Your task: Output all of the lines below exactly, and leave out each image.

Recorded data:
══════

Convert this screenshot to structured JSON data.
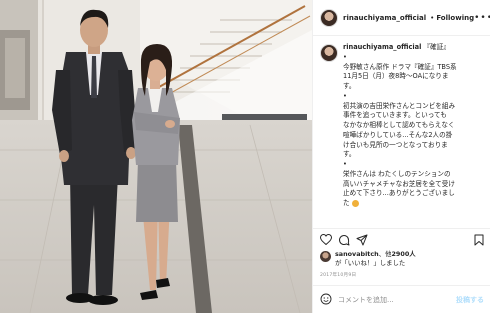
{
  "header": {
    "username": "rinauchiyama_official",
    "dot": "•",
    "follow_label": "Following",
    "more": "•••"
  },
  "caption": {
    "username": "rinauchiyama_official",
    "lines": [
      "『確証』",
      "•",
      "今野敏さん原作 ドラマ『確証』TBS系",
      "11月5日（月）夜8時〜OAになりま",
      "す。",
      "•",
      "初共演の吉田栄作さんとコンビを組み",
      "事件を追っていきます。といっても",
      "なかなか相棒として認めてもらえなく",
      "喧嘩ばかりしている...そんな2人の掛",
      "け合いも見所の一つとなっておりま",
      "す。",
      "•",
      "栄作さんは わたくしのテンションの",
      "高いハチャメチャなお芝居を全て受け",
      "止めて下さり...ありがとうございまし",
      "た"
    ]
  },
  "likes": {
    "liker": "sanovabitch",
    "middle": "、他",
    "count": "2900人",
    "suffix": "が「いいね！」しました"
  },
  "date": "2017年10月9日",
  "comment_box": {
    "placeholder": "コメントを追加...",
    "post_label": "投稿する"
  },
  "colors": {
    "verified": "#3897f0",
    "text": "#262626",
    "muted": "#8e8e8e",
    "border": "#efefef"
  },
  "icons": [
    "heart-icon",
    "comment-icon",
    "share-icon",
    "bookmark-icon",
    "smiley-icon",
    "verified-icon"
  ]
}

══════

Written response:
Convert this screenshot to structured JSON data.
{
  "header": {
    "username": "rinauchiyama_official",
    "dot": "•",
    "follow_label": "Following",
    "more": "•••"
  },
  "caption": {
    "username": "rinauchiyama_official",
    "lines": [
      "『確証』",
      "•",
      "今野敏さん原作 ドラマ『確証』TBS系",
      "11月5日（月）夜8時〜OAになりま",
      "す。",
      "•",
      "初共演の吉田栄作さんとコンビを組み",
      "事件を追っていきます。といっても",
      "なかなか相棒として認めてもらえなく",
      "喧嘩ばかりしている...そんな2人の掛",
      "け合いも見所の一つとなっておりま",
      "す。",
      "•",
      "栄作さんは わたくしのテンションの",
      "高いハチャメチャなお芝居を全て受け",
      "止めて下さり...ありがとうございまし",
      "た"
    ]
  },
  "likes": {
    "liker": "sanovabitch",
    "middle": "、他",
    "count": "2900人",
    "suffix": "が「いいね！」しました"
  },
  "date": "2017年10月9日",
  "comment_box": {
    "placeholder": "コメントを追加...",
    "post_label": "投稿する"
  },
  "colors": {
    "verified": "#3897f0",
    "text": "#262626",
    "muted": "#8e8e8e",
    "border": "#efefef"
  },
  "icons": [
    "heart-icon",
    "comment-icon",
    "share-icon",
    "bookmark-icon",
    "smiley-icon",
    "verified-icon"
  ]
}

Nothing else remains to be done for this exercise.